Somerset, PA Private Plane Crash, Jun 1957


Somerset, Pa. (UP) - A New Castle, Pa., family of four was wiped out Sunday when their light plane slammed into a fog-shrouded ridge of the Allegheny Mountains near here.
Authorities said ROBERT FIELDS LONG, 26, telephone company worker and son of a prominent Lawrence County attorney with only 34 hours solo time to his credit, apparently became confused in the fog while flying home from Martinsburg, W. Va., on the last leg of a flight from Winter Haven, Fla.
Also killed in the crash were LONG'S wife, JESSIE JOAN, and their children, JEFFREY, 4, and ROBERT, JR., 18 months.
The plane, a single-engine Stinson Voyager station wagon, clipped a dead tree on isolated Albright Ridge and then virtually disintegrated as it cut a swath through a heavy forest.
Coroner Robert H. Halverson said the bodies of the victims had been "dismembered and mutilated almost beyond recognition" and were strewn along the mountainside.

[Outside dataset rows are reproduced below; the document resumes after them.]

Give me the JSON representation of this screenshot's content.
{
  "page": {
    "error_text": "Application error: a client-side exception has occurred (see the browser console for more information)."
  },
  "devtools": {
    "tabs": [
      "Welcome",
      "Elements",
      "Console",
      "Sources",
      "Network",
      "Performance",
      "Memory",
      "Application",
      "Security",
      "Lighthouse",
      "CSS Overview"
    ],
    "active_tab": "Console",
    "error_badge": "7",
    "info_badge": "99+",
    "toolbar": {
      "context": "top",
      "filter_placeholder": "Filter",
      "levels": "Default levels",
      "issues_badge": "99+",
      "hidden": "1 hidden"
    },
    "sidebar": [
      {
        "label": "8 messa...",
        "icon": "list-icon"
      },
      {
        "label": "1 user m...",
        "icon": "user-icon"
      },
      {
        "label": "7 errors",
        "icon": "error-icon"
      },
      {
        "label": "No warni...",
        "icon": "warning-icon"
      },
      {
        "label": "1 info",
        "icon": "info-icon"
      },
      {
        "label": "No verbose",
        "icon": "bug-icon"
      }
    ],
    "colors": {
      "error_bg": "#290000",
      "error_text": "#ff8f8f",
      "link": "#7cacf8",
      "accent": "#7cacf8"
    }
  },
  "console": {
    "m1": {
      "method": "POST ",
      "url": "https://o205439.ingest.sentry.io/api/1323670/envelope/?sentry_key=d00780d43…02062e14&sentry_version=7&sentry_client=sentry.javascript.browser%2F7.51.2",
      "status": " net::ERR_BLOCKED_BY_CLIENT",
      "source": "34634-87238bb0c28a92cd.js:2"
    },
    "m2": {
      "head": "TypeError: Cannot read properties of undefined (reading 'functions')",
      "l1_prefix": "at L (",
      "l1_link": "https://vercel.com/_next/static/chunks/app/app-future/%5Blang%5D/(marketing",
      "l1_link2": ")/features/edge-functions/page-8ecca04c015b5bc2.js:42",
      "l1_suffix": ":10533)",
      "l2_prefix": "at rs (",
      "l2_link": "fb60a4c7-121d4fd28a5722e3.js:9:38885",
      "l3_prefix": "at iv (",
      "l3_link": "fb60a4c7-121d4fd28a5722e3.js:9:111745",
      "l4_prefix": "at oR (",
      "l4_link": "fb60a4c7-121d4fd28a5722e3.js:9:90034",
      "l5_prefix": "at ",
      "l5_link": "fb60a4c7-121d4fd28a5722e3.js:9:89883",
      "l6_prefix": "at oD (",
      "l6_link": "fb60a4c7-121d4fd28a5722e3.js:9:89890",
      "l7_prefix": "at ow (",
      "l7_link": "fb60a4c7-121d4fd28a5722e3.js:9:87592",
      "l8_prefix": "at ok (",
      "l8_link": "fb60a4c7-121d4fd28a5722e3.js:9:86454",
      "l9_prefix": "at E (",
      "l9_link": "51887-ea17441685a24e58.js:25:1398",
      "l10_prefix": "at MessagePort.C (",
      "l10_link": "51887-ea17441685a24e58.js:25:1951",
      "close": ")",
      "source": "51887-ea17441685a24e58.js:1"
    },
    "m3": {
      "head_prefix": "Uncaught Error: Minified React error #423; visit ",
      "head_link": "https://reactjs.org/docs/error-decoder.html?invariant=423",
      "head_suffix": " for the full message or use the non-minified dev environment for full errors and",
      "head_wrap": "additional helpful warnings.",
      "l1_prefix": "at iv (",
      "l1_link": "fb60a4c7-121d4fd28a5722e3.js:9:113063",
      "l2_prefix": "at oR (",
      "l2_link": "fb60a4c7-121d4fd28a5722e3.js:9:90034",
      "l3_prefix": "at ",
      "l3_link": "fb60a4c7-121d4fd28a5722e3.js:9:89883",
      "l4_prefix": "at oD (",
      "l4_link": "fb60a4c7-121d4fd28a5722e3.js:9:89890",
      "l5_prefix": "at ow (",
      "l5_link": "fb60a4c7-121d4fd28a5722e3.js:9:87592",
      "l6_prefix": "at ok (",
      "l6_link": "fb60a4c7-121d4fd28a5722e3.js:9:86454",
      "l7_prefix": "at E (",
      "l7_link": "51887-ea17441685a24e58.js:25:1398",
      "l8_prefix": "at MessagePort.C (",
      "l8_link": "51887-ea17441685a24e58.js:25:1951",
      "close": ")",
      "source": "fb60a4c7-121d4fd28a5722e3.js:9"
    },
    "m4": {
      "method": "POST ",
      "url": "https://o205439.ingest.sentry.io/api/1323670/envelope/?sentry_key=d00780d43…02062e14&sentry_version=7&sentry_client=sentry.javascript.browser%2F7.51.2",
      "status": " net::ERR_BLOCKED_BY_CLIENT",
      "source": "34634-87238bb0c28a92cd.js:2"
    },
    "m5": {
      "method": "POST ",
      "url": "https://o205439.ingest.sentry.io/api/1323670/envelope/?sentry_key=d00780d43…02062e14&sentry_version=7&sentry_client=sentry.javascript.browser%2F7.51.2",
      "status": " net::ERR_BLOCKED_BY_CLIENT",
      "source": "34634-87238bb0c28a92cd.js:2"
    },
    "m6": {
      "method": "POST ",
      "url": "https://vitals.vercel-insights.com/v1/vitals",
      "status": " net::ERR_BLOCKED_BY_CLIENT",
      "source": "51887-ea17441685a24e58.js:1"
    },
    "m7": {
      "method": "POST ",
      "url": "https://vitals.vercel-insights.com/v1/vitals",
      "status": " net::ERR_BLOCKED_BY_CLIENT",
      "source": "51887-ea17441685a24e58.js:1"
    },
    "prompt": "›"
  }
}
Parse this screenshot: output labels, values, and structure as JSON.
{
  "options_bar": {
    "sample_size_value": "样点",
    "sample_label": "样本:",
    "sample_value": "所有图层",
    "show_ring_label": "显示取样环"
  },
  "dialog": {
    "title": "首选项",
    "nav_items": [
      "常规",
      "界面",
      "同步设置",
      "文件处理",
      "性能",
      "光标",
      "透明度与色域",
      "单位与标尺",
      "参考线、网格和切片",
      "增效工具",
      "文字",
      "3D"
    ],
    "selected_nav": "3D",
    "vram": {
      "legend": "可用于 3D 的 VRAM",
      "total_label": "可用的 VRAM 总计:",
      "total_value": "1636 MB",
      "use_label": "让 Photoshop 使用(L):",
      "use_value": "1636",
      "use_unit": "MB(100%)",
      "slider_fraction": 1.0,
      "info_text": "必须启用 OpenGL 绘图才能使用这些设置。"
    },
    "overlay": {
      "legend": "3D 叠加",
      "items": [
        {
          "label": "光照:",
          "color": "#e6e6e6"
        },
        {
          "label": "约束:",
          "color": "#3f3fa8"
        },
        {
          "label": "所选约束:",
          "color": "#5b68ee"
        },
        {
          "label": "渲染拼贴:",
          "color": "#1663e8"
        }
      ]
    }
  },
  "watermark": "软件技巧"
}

The search for the LONG family began when Cletus Suttmiller, New Baltimore, notified state police he had heard a crash at about 8:10 a.m.
National Guard and private planes from Somerset and Bedford airports flew over the area but were hampered by low hanging clouds and fog. The swath cut in the forest was spotted by a pilot when visibility improved.
A rescue group of state police and 30 volunteers, headed by Sgt. James A. Blair of the Somerset state police barracks, struggled for six hours through the mountainous forests before reaching the wreckage and bring the bodies out.
Blair said the plane apparently struck the ridge at a 45-degree angle. It was strewn over a wide area but had not burned.
The Longs left New Castle last May 25 to vacation at Winter Haven.
The family spent Saturday night at Martinsburg because Long was wary of weather conditions over southern Pennsylvania. They left the West Virginia airfield about 7 a.m. and planned to arrive at New Castle at about 9 a.m. Sunday.
Long's flight plan called for him to reach New Castle by way of Somerset and Leechburg. The spot where the plane crashed in Allegheny Township of Somerset County was a few miles northeast of the proposed flight plan.
Long, son of Lawrence County Asst. Dist. Atty. Wilbert Long, was a member of a flying club at New Castle and was understood to have been taking instruction for a commercial pilot's license. He was a telephone installer.
Richard Skillman, Butler, aeronautics investigator for the state police, was scheduled to begin a formal inquiry into the crash today.

Simpson's Leader-Times Kittanning Pennsylvania 1957-06-03